The small submersible missing in the depths of the North Atlantic Ocean has not been subject to industry-standard tests and scrutiny, according to two subsea engineers who flagged concerns about the vessel in 2018.
Bart Kemper, principal engineer with Kemper Engineering Services in Louisiana, described the development of OceanGate’s Titan submersible as “experimental with no oversight.” That approach is not at all representative of typical industry practice, Kemper said in an interview Tuesday.
He said the Titan’s disappearance Sunday as it descended toward the wreck of the Titanic is “horrible.”
“These are literally the things that keep us up at night because we don’t want to be responsible for one of these stories. We take this seriously,” Kemper said of his subsea engineering colleagues. “It’s heartbreaking.”
Crews from the United States and Canada raced to find the Titan and the five people inside it Wednesday, as its oxygen reserves depleted. The 6.7-metre-long submersible lost contact with its mother ship on Sunday, about an hour and 45 minutes after it began its voyage to the Titanic shipwreck about 700 kilometres off the southeast coast of Newfoundland.

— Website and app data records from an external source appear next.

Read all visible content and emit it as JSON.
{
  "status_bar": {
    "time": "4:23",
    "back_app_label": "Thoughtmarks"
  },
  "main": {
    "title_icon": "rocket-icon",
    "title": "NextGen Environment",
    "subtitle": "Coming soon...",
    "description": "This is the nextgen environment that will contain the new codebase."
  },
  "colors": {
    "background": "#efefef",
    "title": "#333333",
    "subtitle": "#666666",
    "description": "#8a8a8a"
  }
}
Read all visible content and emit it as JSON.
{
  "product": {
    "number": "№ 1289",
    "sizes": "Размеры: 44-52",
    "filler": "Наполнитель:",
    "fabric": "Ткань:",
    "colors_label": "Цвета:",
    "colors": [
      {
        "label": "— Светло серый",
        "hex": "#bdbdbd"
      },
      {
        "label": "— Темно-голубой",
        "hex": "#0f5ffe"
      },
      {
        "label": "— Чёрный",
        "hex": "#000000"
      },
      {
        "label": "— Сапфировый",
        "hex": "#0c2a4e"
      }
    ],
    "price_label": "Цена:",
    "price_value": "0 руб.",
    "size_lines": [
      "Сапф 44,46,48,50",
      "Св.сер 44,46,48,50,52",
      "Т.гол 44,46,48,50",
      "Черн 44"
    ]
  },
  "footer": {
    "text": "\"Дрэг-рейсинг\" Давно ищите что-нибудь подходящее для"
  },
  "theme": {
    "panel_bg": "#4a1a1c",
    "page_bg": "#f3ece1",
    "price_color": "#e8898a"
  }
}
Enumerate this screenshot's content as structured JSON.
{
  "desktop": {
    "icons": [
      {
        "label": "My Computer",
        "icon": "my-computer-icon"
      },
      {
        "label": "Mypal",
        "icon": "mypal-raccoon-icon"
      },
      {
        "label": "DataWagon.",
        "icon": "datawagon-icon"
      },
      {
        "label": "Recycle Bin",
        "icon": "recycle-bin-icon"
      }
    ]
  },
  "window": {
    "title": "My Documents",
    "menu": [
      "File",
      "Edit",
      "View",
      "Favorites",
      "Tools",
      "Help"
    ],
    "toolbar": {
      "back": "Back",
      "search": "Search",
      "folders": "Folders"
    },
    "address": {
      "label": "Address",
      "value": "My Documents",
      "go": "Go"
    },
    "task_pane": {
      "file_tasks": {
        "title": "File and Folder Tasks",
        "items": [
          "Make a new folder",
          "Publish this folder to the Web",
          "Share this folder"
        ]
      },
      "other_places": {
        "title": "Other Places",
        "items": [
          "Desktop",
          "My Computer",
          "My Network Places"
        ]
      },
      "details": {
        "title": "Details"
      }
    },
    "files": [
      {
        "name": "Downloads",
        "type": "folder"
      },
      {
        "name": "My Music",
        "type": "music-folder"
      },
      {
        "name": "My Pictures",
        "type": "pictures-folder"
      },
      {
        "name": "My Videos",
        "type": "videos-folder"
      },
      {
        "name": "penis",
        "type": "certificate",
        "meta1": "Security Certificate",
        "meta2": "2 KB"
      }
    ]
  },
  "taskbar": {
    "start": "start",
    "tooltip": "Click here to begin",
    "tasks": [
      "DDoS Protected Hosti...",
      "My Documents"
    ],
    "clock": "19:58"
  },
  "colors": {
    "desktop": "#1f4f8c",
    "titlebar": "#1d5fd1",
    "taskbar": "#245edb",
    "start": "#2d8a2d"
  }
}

William Kohnen, president and CEO of the California-based engineering firm Hydrospace Group, was hesitant to comment on the situation in an interview Tuesday night, as the search has not yet concluded. But he said it’s difficult to know what went wrong because the Titan isn’t classed.
When a craft undergoes classification, a recognized third-party agency reviews its design and construction to ensure it has been tested properly and that it’s safe, Kohnen said. Engineers, he explained, know how a submersible should be designed and equipped to be safe. But since the Titan isn’t classed, “we do not know what system the vehicle has or does not have,” he said.
Classification is not required by law, but the Titan’s disappearance may increase pressure to change that, he said, adding that 95 per cent of all submersibles are classed.
Titan “is very much an outlier,” said Kohnen, who is originally from Montreal and earned both his bachelor’s and master’s degrees in electrical engineering from McGill University.
A group of engineers, including Kemper and Kohnen, wrote a letter in 2018 addressed to OceanGate CEO Stockton Rush, first obtained by The New York Times, warning that the company’s “experimental” approach to the vessel could have “catastrophic” consequences. In the letter, which was never officially sent to the company, the engineers say they were particularly concerned about OceanGate’s stated mission to invite members of the public aboard Titan for a nearly four-kilometre journey into the sea; they worried the public wouldn’t appreciate that the vessel wasn’t classed.
Rush is among the five people who were on the Titan when it disappeared, officials have confirmed.
Kohnen said the letter was “leaked” to Rush and that he discussed its contents with the OceanGate CEO. In response, the company made changes to its public messaging, and made it clear that Titan was not classed, Kohnen said.
Representatives from OceanGate did not return interview requests on Wednesday.
In a 2019 blog post, OceanGate explained that Titan was not classed because the classification process could inhibit innovation and did not address pilot error, which it said are the cause of most marine accidents.
“Our risk assessment team looks at the entire expedition and completes a detailed, quantified risk assessment for each dive, the post reads. “The risk assessment takes into account 25 specific factors that can influence a dive outcome. Using that information, a dive plan is written to mitigate against these known risks.”